## HOW TO COMPLETE THIS TASK
Repeat the listing word for word, but skip any pictures.

===== RECORDS FOR THIS EXERCISE

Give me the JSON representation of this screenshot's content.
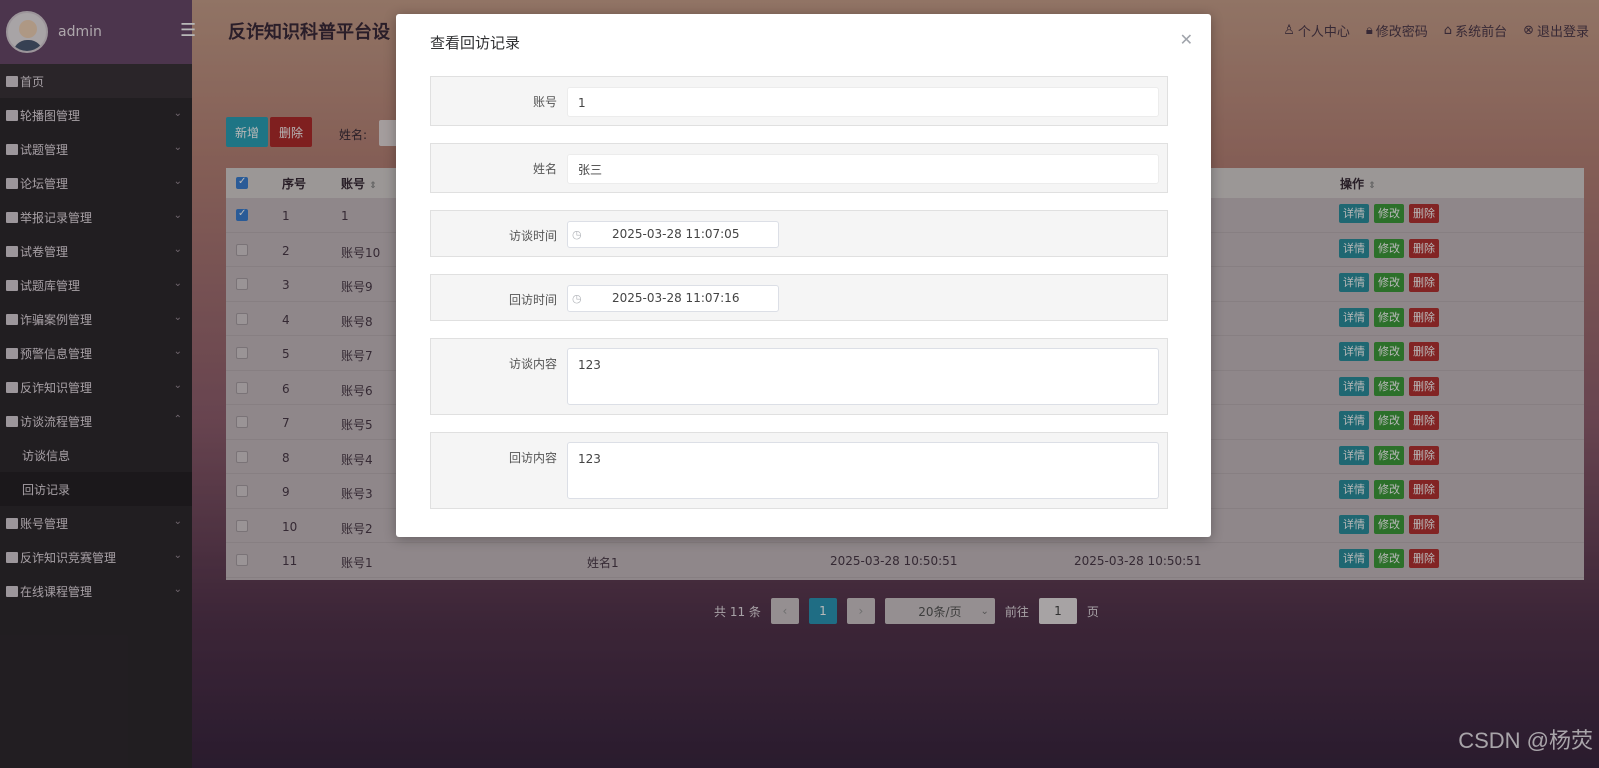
{
  "sidebar": {
    "user": "admin",
    "menu": [
      {
        "label": "首页",
        "type": "home"
      },
      {
        "label": "轮播图管理"
      },
      {
        "label": "试题管理"
      },
      {
        "label": "论坛管理"
      },
      {
        "label": "举报记录管理"
      },
      {
        "label": "试卷管理"
      },
      {
        "label": "试题库管理"
      },
      {
        "label": "诈骗案例管理"
      },
      {
        "label": "预警信息管理"
      },
      {
        "label": "反诈知识管理"
      },
      {
        "label": "访谈流程管理",
        "expanded": true
      },
      {
        "label": "访谈信息",
        "type": "sub"
      },
      {
        "label": "回访记录",
        "type": "sub",
        "active": true
      },
      {
        "label": "账号管理"
      },
      {
        "label": "反诈知识竞赛管理"
      },
      {
        "label": "在线课程管理"
      }
    ]
  },
  "header": {
    "title": "反诈知识科普平台设",
    "links": [
      "个人中心",
      "修改密码",
      "系统前台",
      "退出登录"
    ]
  },
  "toolbar": {
    "add_label": "新增",
    "delete_label": "删除",
    "search_label": "姓名:"
  },
  "table": {
    "headers": {
      "index": "序号",
      "account": "账号",
      "ops": "操作"
    },
    "rows": [
      {
        "index": "1",
        "account": "1",
        "checked": true
      },
      {
        "index": "2",
        "account": "账号10"
      },
      {
        "index": "3",
        "account": "账号9"
      },
      {
        "index": "4",
        "account": "账号8"
      },
      {
        "index": "5",
        "account": "账号7"
      },
      {
        "index": "6",
        "account": "账号6"
      },
      {
        "index": "7",
        "account": "账号5"
      },
      {
        "index": "8",
        "account": "账号4"
      },
      {
        "index": "9",
        "account": "账号3"
      },
      {
        "index": "10",
        "account": "账号2"
      },
      {
        "index": "11",
        "account": "账号1",
        "name": "姓名1",
        "visit_time": "2025-03-28 10:50:51",
        "revisit_time": "2025-03-28 10:50:51"
      }
    ],
    "op_labels": {
      "detail": "详情",
      "edit": "修改",
      "delete": "删除"
    }
  },
  "pagination": {
    "total": "共 11 条",
    "current": "1",
    "page_size": "20条/页",
    "goto_label": "前往",
    "goto_value": "1",
    "page_suffix": "页"
  },
  "modal": {
    "title": "查看回访记录",
    "fields": {
      "account": {
        "label": "账号",
        "value": "1"
      },
      "name": {
        "label": "姓名",
        "value": "张三"
      },
      "visit_time": {
        "label": "访谈时间",
        "value": "2025-03-28 11:07:05"
      },
      "revisit_time": {
        "label": "回访时间",
        "value": "2025-03-28 11:07:16"
      },
      "visit_content": {
        "label": "访谈内容",
        "value": "123"
      },
      "revisit_content": {
        "label": "回访内容",
        "value": "123"
      }
    }
  },
  "watermark": "CSDN @杨荧"
}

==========

## THE ANSWER
Give me the JSON representation of this screenshot's content.
{
  "sidebar": {
    "user": "admin",
    "menu": [
      {
        "label": "首页",
        "type": "home"
      },
      {
        "label": "轮播图管理"
      },
      {
        "label": "试题管理"
      },
      {
        "label": "论坛管理"
      },
      {
        "label": "举报记录管理"
      },
      {
        "label": "试卷管理"
      },
      {
        "label": "试题库管理"
      },
      {
        "label": "诈骗案例管理"
      },
      {
        "label": "预警信息管理"
      },
      {
        "label": "反诈知识管理"
      },
      {
        "label": "访谈流程管理",
        "expanded": true
      },
      {
        "label": "访谈信息",
        "type": "sub"
      },
      {
        "label": "回访记录",
        "type": "sub",
        "active": true
      },
      {
        "label": "账号管理"
      },
      {
        "label": "反诈知识竞赛管理"
      },
      {
        "label": "在线课程管理"
      }
    ]
  },
  "header": {
    "title": "反诈知识科普平台设",
    "links": [
      "个人中心",
      "修改密码",
      "系统前台",
      "退出登录"
    ]
  },
  "toolbar": {
    "add_label": "新增",
    "delete_label": "删除",
    "search_label": "姓名:"
  },
  "table": {
    "headers": {
      "index": "序号",
      "account": "账号",
      "ops": "操作"
    },
    "rows": [
      {
        "index": "1",
        "account": "1",
        "checked": true
      },
      {
        "index": "2",
        "account": "账号10"
      },
      {
        "index": "3",
        "account": "账号9"
      },
      {
        "index": "4",
        "account": "账号8"
      },
      {
        "index": "5",
        "account": "账号7"
      },
      {
        "index": "6",
        "account": "账号6"
      },
      {
        "index": "7",
        "account": "账号5"
      },
      {
        "index": "8",
        "account": "账号4"
      },
      {
        "index": "9",
        "account": "账号3"
      },
      {
        "index": "10",
        "account": "账号2"
      },
      {
        "index": "11",
        "account": "账号1",
        "name": "姓名1",
        "visit_time": "2025-03-28 10:50:51",
        "revisit_time": "2025-03-28 10:50:51"
      }
    ],
    "op_labels": {
      "detail": "详情",
      "edit": "修改",
      "delete": "删除"
    }
  },
  "pagination": {
    "total": "共 11 条",
    "current": "1",
    "page_size": "20条/页",
    "goto_label": "前往",
    "goto_value": "1",
    "page_suffix": "页"
  },
  "modal": {
    "title": "查看回访记录",
    "fields": {
      "account": {
        "label": "账号",
        "value": "1"
      },
      "name": {
        "label": "姓名",
        "value": "张三"
      },
      "visit_time": {
        "label": "访谈时间",
        "value": "2025-03-28 11:07:05"
      },
      "revisit_time": {
        "label": "回访时间",
        "value": "2025-03-28 11:07:16"
      },
      "visit_content": {
        "label": "访谈内容",
        "value": "123"
      },
      "revisit_content": {
        "label": "回访内容",
        "value": "123"
      }
    }
  },
  "watermark": "CSDN @杨荧"
}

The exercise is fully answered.